ASSIGNMENT |
Each line of the material must be returned exactly.

INFORMATION PROVIDED |
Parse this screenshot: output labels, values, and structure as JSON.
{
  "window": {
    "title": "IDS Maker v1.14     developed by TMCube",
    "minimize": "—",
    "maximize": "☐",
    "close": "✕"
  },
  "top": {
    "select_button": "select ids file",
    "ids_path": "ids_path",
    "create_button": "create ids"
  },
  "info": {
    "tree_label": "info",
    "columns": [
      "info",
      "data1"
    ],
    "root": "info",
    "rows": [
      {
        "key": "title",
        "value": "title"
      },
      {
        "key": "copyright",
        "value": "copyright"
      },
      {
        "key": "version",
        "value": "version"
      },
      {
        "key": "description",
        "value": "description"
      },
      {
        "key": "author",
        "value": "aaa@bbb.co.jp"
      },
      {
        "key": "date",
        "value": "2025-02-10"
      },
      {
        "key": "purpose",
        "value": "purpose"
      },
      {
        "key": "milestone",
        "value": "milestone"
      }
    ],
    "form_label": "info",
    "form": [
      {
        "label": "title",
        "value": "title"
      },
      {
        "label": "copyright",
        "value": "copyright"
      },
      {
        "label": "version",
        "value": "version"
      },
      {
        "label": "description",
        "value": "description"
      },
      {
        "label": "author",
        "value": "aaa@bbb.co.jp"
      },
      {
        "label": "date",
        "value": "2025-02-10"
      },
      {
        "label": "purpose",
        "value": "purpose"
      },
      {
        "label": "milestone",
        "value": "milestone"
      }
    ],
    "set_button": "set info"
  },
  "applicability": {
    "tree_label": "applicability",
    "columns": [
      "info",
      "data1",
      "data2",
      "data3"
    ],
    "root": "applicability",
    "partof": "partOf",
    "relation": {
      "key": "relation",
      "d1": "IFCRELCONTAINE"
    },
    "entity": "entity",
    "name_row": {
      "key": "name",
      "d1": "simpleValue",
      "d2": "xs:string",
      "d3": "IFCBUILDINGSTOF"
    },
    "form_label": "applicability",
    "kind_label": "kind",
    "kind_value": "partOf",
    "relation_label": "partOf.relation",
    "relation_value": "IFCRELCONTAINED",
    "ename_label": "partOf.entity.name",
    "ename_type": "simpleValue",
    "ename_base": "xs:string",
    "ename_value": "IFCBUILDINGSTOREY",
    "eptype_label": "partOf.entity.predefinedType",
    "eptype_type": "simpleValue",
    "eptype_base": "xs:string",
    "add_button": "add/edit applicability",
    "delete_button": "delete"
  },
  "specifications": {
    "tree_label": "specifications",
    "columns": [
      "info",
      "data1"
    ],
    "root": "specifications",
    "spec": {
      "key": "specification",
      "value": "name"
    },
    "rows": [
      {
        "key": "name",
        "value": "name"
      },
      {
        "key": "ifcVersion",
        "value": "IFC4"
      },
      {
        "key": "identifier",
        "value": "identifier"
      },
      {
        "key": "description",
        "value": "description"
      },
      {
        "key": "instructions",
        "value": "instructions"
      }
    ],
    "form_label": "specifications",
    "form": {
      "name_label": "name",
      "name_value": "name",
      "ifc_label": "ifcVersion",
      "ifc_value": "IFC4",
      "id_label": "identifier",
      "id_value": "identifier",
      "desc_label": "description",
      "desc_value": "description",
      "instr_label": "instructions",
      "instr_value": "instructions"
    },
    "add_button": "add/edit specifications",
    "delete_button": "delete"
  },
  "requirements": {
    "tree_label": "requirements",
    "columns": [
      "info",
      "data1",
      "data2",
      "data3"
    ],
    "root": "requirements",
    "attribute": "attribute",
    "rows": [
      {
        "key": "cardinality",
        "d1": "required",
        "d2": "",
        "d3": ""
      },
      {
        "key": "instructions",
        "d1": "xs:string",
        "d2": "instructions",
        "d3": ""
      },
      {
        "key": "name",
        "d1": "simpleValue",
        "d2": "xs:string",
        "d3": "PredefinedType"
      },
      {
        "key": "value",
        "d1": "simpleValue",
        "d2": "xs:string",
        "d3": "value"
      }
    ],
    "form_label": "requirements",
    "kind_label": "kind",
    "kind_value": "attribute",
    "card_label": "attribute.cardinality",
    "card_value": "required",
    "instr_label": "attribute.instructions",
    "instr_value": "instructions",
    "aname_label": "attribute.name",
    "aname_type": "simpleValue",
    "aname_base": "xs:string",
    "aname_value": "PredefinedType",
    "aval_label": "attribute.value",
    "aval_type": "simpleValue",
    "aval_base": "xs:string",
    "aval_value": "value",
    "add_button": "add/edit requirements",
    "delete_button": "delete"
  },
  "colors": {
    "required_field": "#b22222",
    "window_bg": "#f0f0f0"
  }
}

OUTPUT FOR THIS EXERCISE |
Parse this screenshot: output labels, values, and structure as JSON.
{
  "window": {
    "title": "IDS Maker v1.14     developed by TMCube",
    "minimize": "—",
    "maximize": "☐",
    "close": "✕"
  },
  "top": {
    "select_button": "select ids file",
    "ids_path": "ids_path",
    "create_button": "create ids"
  },
  "info": {
    "tree_label": "info",
    "columns": [
      "info",
      "data1"
    ],
    "root": "info",
    "rows": [
      {
        "key": "title",
        "value": "title"
      },
      {
        "key": "copyright",
        "value": "copyright"
      },
      {
        "key": "version",
        "value": "version"
      },
      {
        "key": "description",
        "value": "description"
      },
      {
        "key": "author",
        "value": "aaa@bbb.co.jp"
      },
      {
        "key": "date",
        "value": "2025-02-10"
      },
      {
        "key": "purpose",
        "value": "purpose"
      },
      {
        "key": "milestone",
        "value": "milestone"
      }
    ],
    "form_label": "info",
    "form": [
      {
        "label": "title",
        "value": "title"
      },
      {
        "label": "copyright",
        "value": "copyright"
      },
      {
        "label": "version",
        "value": "version"
      },
      {
        "label": "description",
        "value": "description"
      },
      {
        "label": "author",
        "value": "aaa@bbb.co.jp"
      },
      {
        "label": "date",
        "value": "2025-02-10"
      },
      {
        "label": "purpose",
        "value": "purpose"
      },
      {
        "label": "milestone",
        "value": "milestone"
      }
    ],
    "set_button": "set info"
  },
  "applicability": {
    "tree_label": "applicability",
    "columns": [
      "info",
      "data1",
      "data2",
      "data3"
    ],
    "root": "applicability",
    "partof": "partOf",
    "relation": {
      "key": "relation",
      "d1": "IFCRELCONTAINE"
    },
    "entity": "entity",
    "name_row": {
      "key": "name",
      "d1": "simpleValue",
      "d2": "xs:string",
      "d3": "IFCBUILDINGSTOF"
    },
    "form_label": "applicability",
    "kind_label": "kind",
    "kind_value": "partOf",
    "relation_label": "partOf.relation",
    "relation_value": "IFCRELCONTAINED",
    "ename_label": "partOf.entity.name",
    "ename_type": "simpleValue",
    "ename_base": "xs:string",
    "ename_value": "IFCBUILDINGSTOREY",
    "eptype_label": "partOf.entity.predefinedType",
    "eptype_type": "simpleValue",
    "eptype_base": "xs:string",
    "add_button": "add/edit applicability",
    "delete_button": "delete"
  },
  "specifications": {
    "tree_label": "specifications",
    "columns": [
      "info",
      "data1"
    ],
    "root": "specifications",
    "spec": {
      "key": "specification",
      "value": "name"
    },
    "rows": [
      {
        "key": "name",
        "value": "name"
      },
      {
        "key": "ifcVersion",
        "value": "IFC4"
      },
      {
        "key": "identifier",
        "value": "identifier"
      },
      {
        "key": "description",
        "value": "description"
      },
      {
        "key": "instructions",
        "value": "instructions"
      }
    ],
    "form_label": "specifications",
    "form": {
      "name_label": "name",
      "name_value": "name",
      "ifc_label": "ifcVersion",
      "ifc_value": "IFC4",
      "id_label": "identifier",
      "id_value": "identifier",
      "desc_label": "description",
      "desc_value": "description",
      "instr_label": "instructions",
      "instr_value": "instructions"
    },
    "add_button": "add/edit specifications",
    "delete_button": "delete"
  },
  "requirements": {
    "tree_label": "requirements",
    "columns": [
      "info",
      "data1",
      "data2",
      "data3"
    ],
    "root": "requirements",
    "attribute": "attribute",
    "rows": [
      {
        "key": "cardinality",
        "d1": "required",
        "d2": "",
        "d3": ""
      },
      {
        "key": "instructions",
        "d1": "xs:string",
        "d2": "instructions",
        "d3": ""
      },
      {
        "key": "name",
        "d1": "simpleValue",
        "d2": "xs:string",
        "d3": "PredefinedType"
      },
      {
        "key": "value",
        "d1": "simpleValue",
        "d2": "xs:string",
        "d3": "value"
      }
    ],
    "form_label": "requirements",
    "kind_label": "kind",
    "kind_value": "attribute",
    "card_label": "attribute.cardinality",
    "card_value": "required",
    "instr_label": "attribute.instructions",
    "instr_value": "instructions",
    "aname_label": "attribute.name",
    "aname_type": "simpleValue",
    "aname_base": "xs:string",
    "aname_value": "PredefinedType",
    "aval_label": "attribute.value",
    "aval_type": "simpleValue",
    "aval_base": "xs:string",
    "aval_value": "value",
    "add_button": "add/edit requirements",
    "delete_button": "delete"
  },
  "colors": {
    "required_field": "#b22222",
    "window_bg": "#f0f0f0"
  }
}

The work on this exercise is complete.